- [YOUR TASK]
Leave out the pictures and copy the remaining records exactly.

INFORMATION SHOWN below:

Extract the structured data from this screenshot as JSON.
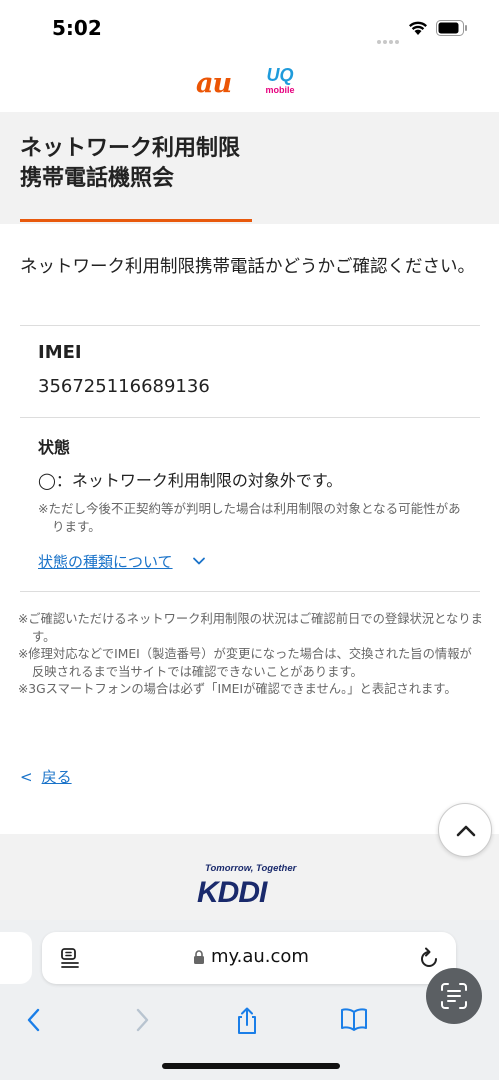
{
  "status_bar": {
    "time": "5:02"
  },
  "header": {
    "brand_au": "au",
    "brand_uq": "UQ",
    "brand_uq_sub": "mobile"
  },
  "title": {
    "line1": "ネットワーク利用制限",
    "line2": "携帯電話機照会"
  },
  "intro": "ネットワーク利用制限携帯電話かどうかご確認ください。",
  "imei": {
    "label": "IMEI",
    "value": "356725116689136"
  },
  "status": {
    "label": "状態",
    "result": "◯：ネットワーク利用制限の対象外です。",
    "note": "※ただし今後不正契約等が判明した場合は利用制限の対象となる可能性があります。",
    "types_link": "状態の種類について"
  },
  "footnotes": [
    "※ご確認いただけるネットワーク利用制限の状況はご確認前日での登録状況となります。",
    "※修理対応などでIMEI（製造番号）が変更になった場合は、交換された旨の情報が反映されるまで当サイトでは確認できないことがあります。",
    "※3Gスマートフォンの場合は必ず「IMEIが確認できません。」と表記されます。"
  ],
  "back_link": {
    "chevron": "<",
    "label": "戻る"
  },
  "footer": {
    "tagline": "Tomorrow, Together",
    "logo": "KDDI"
  },
  "browser": {
    "url": "my.au.com"
  },
  "colors": {
    "accent": "#e8590c",
    "link": "#1a73c9",
    "brand_au": "#eb5505",
    "brand_uq": "#1f9bdb",
    "kddi": "#1a2a6c"
  }
}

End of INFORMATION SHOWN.

- [RESPONSE]
Extract the structured data from this screenshot as JSON.
{
  "status_bar": {
    "time": "5:02"
  },
  "header": {
    "brand_au": "au",
    "brand_uq": "UQ",
    "brand_uq_sub": "mobile"
  },
  "title": {
    "line1": "ネットワーク利用制限",
    "line2": "携帯電話機照会"
  },
  "intro": "ネットワーク利用制限携帯電話かどうかご確認ください。",
  "imei": {
    "label": "IMEI",
    "value": "356725116689136"
  },
  "status": {
    "label": "状態",
    "result": "◯：ネットワーク利用制限の対象外です。",
    "note": "※ただし今後不正契約等が判明した場合は利用制限の対象となる可能性があります。",
    "types_link": "状態の種類について"
  },
  "footnotes": [
    "※ご確認いただけるネットワーク利用制限の状況はご確認前日での登録状況となります。",
    "※修理対応などでIMEI（製造番号）が変更になった場合は、交換された旨の情報が反映されるまで当サイトでは確認できないことがあります。",
    "※3Gスマートフォンの場合は必ず「IMEIが確認できません。」と表記されます。"
  ],
  "back_link": {
    "chevron": "<",
    "label": "戻る"
  },
  "footer": {
    "tagline": "Tomorrow, Together",
    "logo": "KDDI"
  },
  "browser": {
    "url": "my.au.com"
  },
  "colors": {
    "accent": "#e8590c",
    "link": "#1a73c9",
    "brand_au": "#eb5505",
    "brand_uq": "#1f9bdb",
    "kddi": "#1a2a6c"
  }
}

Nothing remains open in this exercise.